Chances are you've yet to taste the trending new superfood source, baru nuts, which is a popular type of nut in many countries. The baru, also referred to as barukas, is now finding its place on American menu boards, especially as a flavorful and health-boosting ingredient in smoothie drinks. It is technically a seed of a wild-grown Brazilian legume in the Cerrado, commonly referred to as the Brazilian Savannah, which also spans portions of Bolivia and Paraguay.
The nut is valued for its unique earthy taste and is a tiny powerhouse of nutrition. Close to a whopping 30% of the baru nut's weight comes from protein, according to the Brazilian Confederation of Agriculture and Livestock, and it harbors large pockets of iron, vitamin C, and flavonoids, as well as fiber, antioxidants, anti-inflammatories, and a host of other beneficial components. Smoothie fans recognize the healthy component these Brazilian nuts bring to their cups, but the flavor likely keeps them coming.
Baru nuts are rarely eaten raw, instead going through a roasting process before making their way to consumer markets. Roasting creates a rich toasty color, crunchy texture, and a deep nutty flavor resembling cashews, almonds, and peanuts, with subtle or mixed reflections of each. Many snackers note tinges of cocoa, which shines through in creamy food applications such as cold smoothie drinks.
Create Your Own Baru Nut Smoothies
With a nut-forward taste and loads of nutrition, baru nuts, sometimes called baru almonds, can easily take the place of more traditional nuts such as walnuts, pistachios, and cashews in daily or occasional smoothie drinks. Incorporating a new flavor opens endless possibilities when blending barus with fruits, vegetables, spices, grains, dairy, and other nuts and seeds. Experiment outside the proverbial box with potentially compatible additions such as maple syrup, peanut butter, chocolates, coffee, dried apricots, or fresh plums.
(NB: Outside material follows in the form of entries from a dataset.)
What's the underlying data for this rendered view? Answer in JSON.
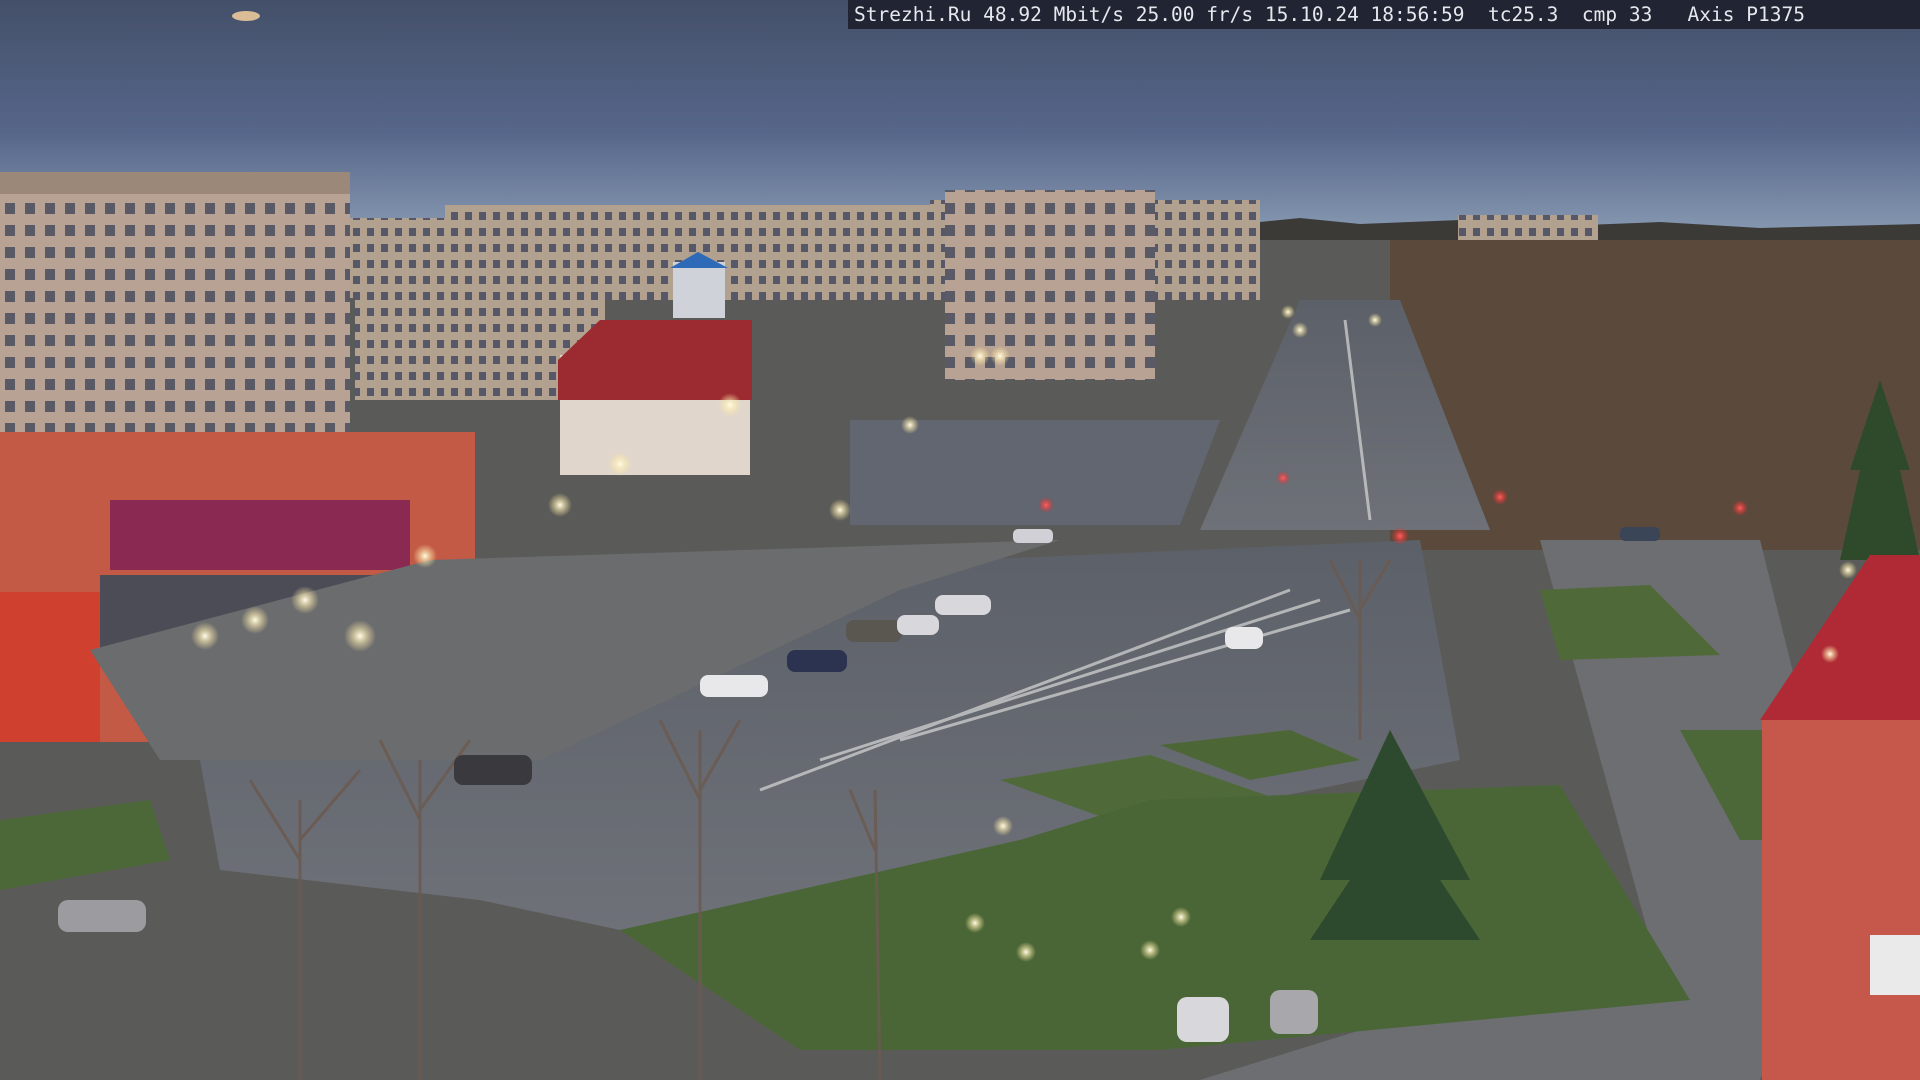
{
  "osd": {
    "text": "Strezhi.Ru 48.92 Mbit/s 25.00 fr/s 15.10.24 18:56:59  tc25.3  cmp 33   Axis P1375"
  },
  "colors": {
    "sky_top": "#46536c",
    "sky_mid": "#56668a",
    "sky_horizon": "#8ea0b8",
    "asphalt": "#6d7077",
    "grass": "#4f6a38",
    "brick": "#c25a45",
    "panel_building": "#b79e8c",
    "street_light": "#fff4c8"
  }
}
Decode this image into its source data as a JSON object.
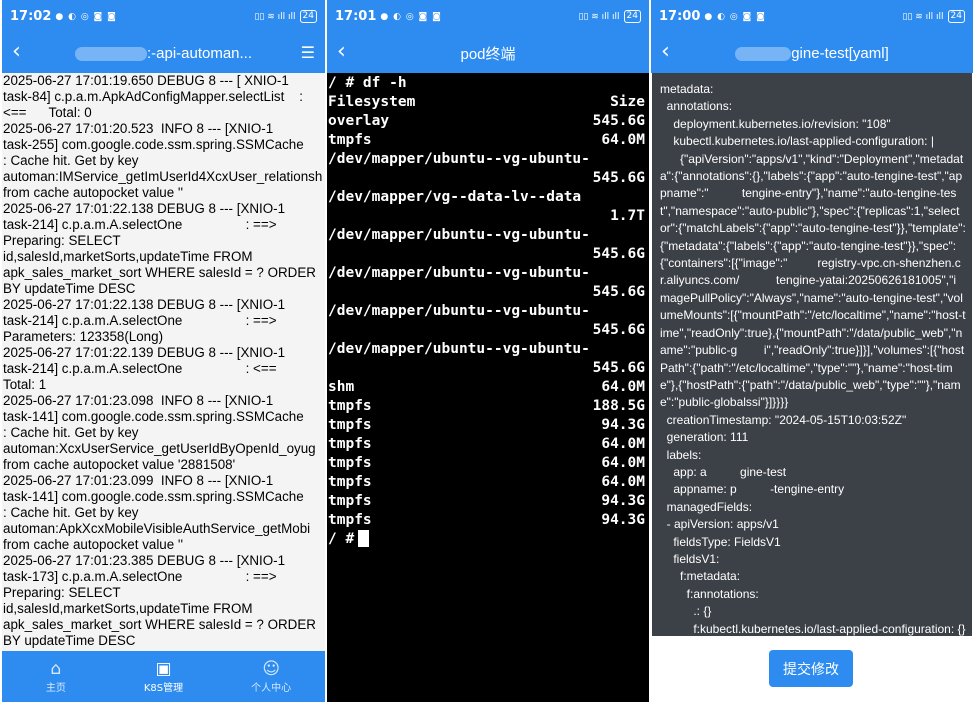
{
  "status_bars": [
    {
      "time": "17:02",
      "icons": "● ◐ ◎ ◙ ◙",
      "right": "▯▯ ≋ ıll ıll",
      "battery": "24"
    },
    {
      "time": "17:01",
      "icons": "● ◐ ◎ ◙ ◙",
      "right": "▯▯ ≋ ıll ıll",
      "battery": "24"
    },
    {
      "time": "17:00",
      "icons": "● ◐ ◎ ◙ ◙",
      "right": "▯▯ ≋ ıll ıll",
      "battery": "24"
    }
  ],
  "panel1": {
    "title": ":-api-automan...",
    "log_lines": [
      "2025-06-27 17:01:19.650 DEBUG 8 --- [ XNIO-1",
      "task-84] c.p.a.m.ApkAdConfigMapper.selectList    :",
      "<==      Total: 0",
      "2025-06-27 17:01:20.523  INFO 8 --- [XNIO-1",
      "task-255] com.google.code.ssm.spring.SSMCache",
      ": Cache hit. Get by key",
      "automan:IMService_getImUserId4XcxUser_relationsh",
      "from cache autopocket value ''",
      "2025-06-27 17:01:22.138 DEBUG 8 --- [XNIO-1",
      "task-214] c.p.a.m.A.selectOne                 : ==>",
      "Preparing: SELECT",
      "id,salesId,marketSorts,updateTime FROM",
      "apk_sales_market_sort WHERE salesId = ? ORDER",
      "BY updateTime DESC",
      "2025-06-27 17:01:22.138 DEBUG 8 --- [XNIO-1",
      "task-214] c.p.a.m.A.selectOne                 : ==>",
      "Parameters: 123358(Long)",
      "2025-06-27 17:01:22.139 DEBUG 8 --- [XNIO-1",
      "task-214] c.p.a.m.A.selectOne                 : <==",
      "Total: 1",
      "2025-06-27 17:01:23.098  INFO 8 --- [XNIO-1",
      "task-141] com.google.code.ssm.spring.SSMCache",
      ": Cache hit. Get by key",
      "automan:XcxUserService_getUserIdByOpenId_oyug",
      "from cache autopocket value '2881508'",
      "2025-06-27 17:01:23.099  INFO 8 --- [XNIO-1",
      "task-141] com.google.code.ssm.spring.SSMCache",
      ": Cache hit. Get by key",
      "automan:ApkXcxMobileVisibleAuthService_getMobi",
      "from cache autopocket value ''",
      "2025-06-27 17:01:23.385 DEBUG 8 --- [XNIO-1",
      "task-173] c.p.a.m.A.selectOne                 : ==>",
      "Preparing: SELECT",
      "id,salesId,marketSorts,updateTime FROM",
      "apk_sales_market_sort WHERE salesId = ? ORDER",
      "BY updateTime DESC"
    ],
    "nav": [
      {
        "label": "主页",
        "icon": "⌂"
      },
      {
        "label": "K8S管理",
        "icon": "▣"
      },
      {
        "label": "个人中心",
        "icon": "☺"
      }
    ]
  },
  "panel2": {
    "title": "pod终端",
    "command": "/ # df -h",
    "rows": [
      {
        "l": "Filesystem",
        "r": "Size"
      },
      {
        "l": "overlay",
        "r": "545.6G"
      },
      {
        "l": "tmpfs",
        "r": "64.0M"
      },
      {
        "l": "/dev/mapper/ubuntu--vg-ubuntu-",
        "r": ""
      },
      {
        "l": "",
        "r": "545.6G"
      },
      {
        "l": "/dev/mapper/vg--data-lv--data",
        "r": ""
      },
      {
        "l": "",
        "r": "1.7T"
      },
      {
        "l": "/dev/mapper/ubuntu--vg-ubuntu-",
        "r": ""
      },
      {
        "l": "",
        "r": "545.6G"
      },
      {
        "l": "/dev/mapper/ubuntu--vg-ubuntu-",
        "r": ""
      },
      {
        "l": "",
        "r": "545.6G"
      },
      {
        "l": "/dev/mapper/ubuntu--vg-ubuntu-",
        "r": ""
      },
      {
        "l": "",
        "r": "545.6G"
      },
      {
        "l": "/dev/mapper/ubuntu--vg-ubuntu-",
        "r": ""
      },
      {
        "l": "",
        "r": "545.6G"
      },
      {
        "l": "shm",
        "r": "64.0M"
      },
      {
        "l": "tmpfs",
        "r": "188.5G"
      },
      {
        "l": "tmpfs",
        "r": "94.3G"
      },
      {
        "l": "tmpfs",
        "r": "64.0M"
      },
      {
        "l": "tmpfs",
        "r": "64.0M"
      },
      {
        "l": "tmpfs",
        "r": "64.0M"
      },
      {
        "l": "tmpfs",
        "r": "94.3G"
      },
      {
        "l": "tmpfs",
        "r": "94.3G"
      }
    ],
    "prompt": "/ #"
  },
  "panel3": {
    "title": "gine-test[yaml]",
    "yaml_lines": [
      "metadata:",
      "  annotations:",
      "    deployment.kubernetes.io/revision: \"108\"",
      "    kubectl.kubernetes.io/last-applied-configuration: |",
      "      {\"apiVersion\":\"apps/v1\",\"kind\":\"Deployment\",\"metadata\":{\"annotations\":{},\"labels\":{\"app\":\"auto-tengine-test\",\"appname\":\"          tengine-entry\"},\"name\":\"auto-tengine-test\",\"namespace\":\"auto-public\"},\"spec\":{\"replicas\":1,\"selector\":{\"matchLabels\":{\"app\":\"auto-tengine-test\"}},\"template\":{\"metadata\":{\"labels\":{\"app\":\"auto-tengine-test\"}},\"spec\":{\"containers\":[{\"image\":\"         registry-vpc.cn-shenzhen.cr.aliyuncs.com/           tengine-yatai:20250626181005\",\"imagePullPolicy\":\"Always\",\"name\":\"auto-tengine-test\",\"volumeMounts\":[{\"mountPath\":\"/etc/localtime\",\"name\":\"host-time\",\"readOnly\":true},{\"mountPath\":\"/data/public_web\",\"name\":\"public-g        i\",\"readOnly\":true}]}],\"volumes\":[{\"hostPath\":{\"path\":\"/etc/localtime\",\"type\":\"\"},\"name\":\"host-time\"},{\"hostPath\":{\"path\":\"/data/public_web\",\"type\":\"\"},\"name\":\"public-globalssi\"}]}}}}",
      "  creationTimestamp: \"2024-05-15T10:03:52Z\"",
      "  generation: 111",
      "  labels:",
      "    app: a          gine-test",
      "    appname: p          -tengine-entry",
      "  managedFields:",
      "  - apiVersion: apps/v1",
      "    fieldsType: FieldsV1",
      "    fieldsV1:",
      "      f:metadata:",
      "        f:annotations:",
      "          .: {}",
      "          f:kubectl.kubernetes.io/last-applied-configuration: {}"
    ],
    "submit_label": "提交修改"
  }
}
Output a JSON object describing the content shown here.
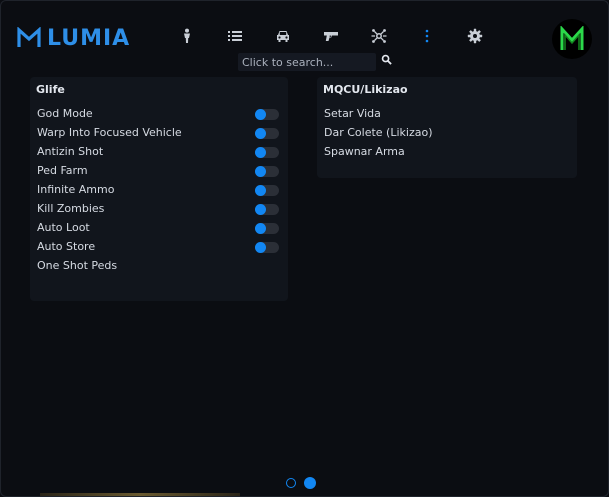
{
  "brand": {
    "name": "LUMIA",
    "color": "#2e8fe8"
  },
  "nav": [
    {
      "icon": "person-icon",
      "active": false
    },
    {
      "icon": "list-icon",
      "active": false
    },
    {
      "icon": "car-icon",
      "active": false
    },
    {
      "icon": "gun-icon",
      "active": false
    },
    {
      "icon": "network-icon",
      "active": false
    },
    {
      "icon": "more-vertical-icon",
      "active": true
    },
    {
      "icon": "gear-icon",
      "active": false
    }
  ],
  "search": {
    "placeholder": "Click to search..."
  },
  "left_panel": {
    "title": "Glife",
    "items": [
      {
        "label": "God Mode",
        "toggle": true
      },
      {
        "label": "Warp Into Focused Vehicle",
        "toggle": true
      },
      {
        "label": "Antizin Shot",
        "toggle": true
      },
      {
        "label": "Ped Farm",
        "toggle": true
      },
      {
        "label": "Infinite Ammo",
        "toggle": true
      },
      {
        "label": "Kill Zombies",
        "toggle": true
      },
      {
        "label": "Auto Loot",
        "toggle": true
      },
      {
        "label": "Auto Store",
        "toggle": true
      },
      {
        "label": "One Shot Peds",
        "toggle": false
      }
    ]
  },
  "right_panel": {
    "title": "MQCU/Likizao",
    "items": [
      {
        "label": "Setar Vida"
      },
      {
        "label": "Dar Colete (Likizao)"
      },
      {
        "label": "Spawnar Arma"
      }
    ]
  },
  "pagination": {
    "pages": 2,
    "current": 2
  },
  "colors": {
    "accent": "#1287f3",
    "panel": "#11151c",
    "background": "#0b0d12"
  }
}
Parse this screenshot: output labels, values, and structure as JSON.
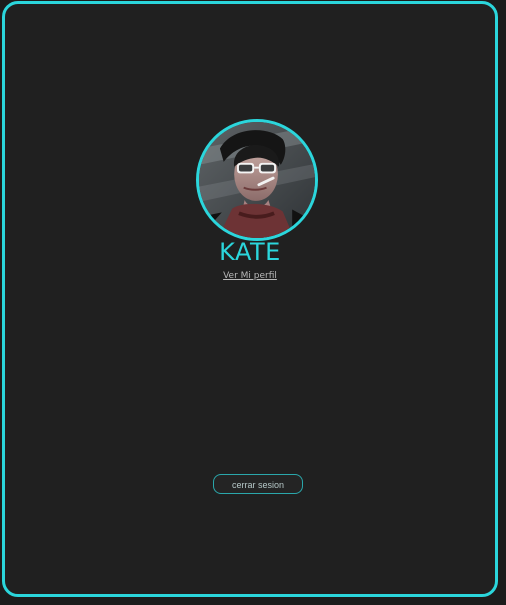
{
  "profile": {
    "name": "KATE",
    "view_profile_label": "Ver Mi perfil",
    "avatar_icon": "avatar-photo"
  },
  "actions": {
    "logout_label": "cerrar sesion"
  },
  "theme": {
    "accent": "#2bd6dc",
    "background": "#202020",
    "muted_text": "#b8b8b8"
  }
}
If you have a favorite vitamin shake or smoothie recipe, such as a vanilla fig smoothie, toss some into the mix along with the figs, almond milk, almond butter, cinnamon, maple syrup, and ginger. Forego the slivered almonds in this recipe in favor of baru nuts. When mixing with a blender, it helps to first finely dice or crush them or even grind them into a ready-made powder for on-demand access.
In addition to smoothies, you can mix baru nuts into yogurt, ice cream, hummus, and couscous or even sprinkle the crushed nuts over salad greens. Barring any concerns about legume allergies, there's really no limit to using these Brazilian beauties in ordinary eating routines. However, finding them could be a challenge. With the growing acknowledgment of their health benefits and tasty flavors, it's getting easier, especially with hundreds of new baru trees being planted in the Cerrado of Central Brazil. For now, your best bet is online venues, including ones devoted entirely to the barukas nut.
Read the original article on Tasting Table.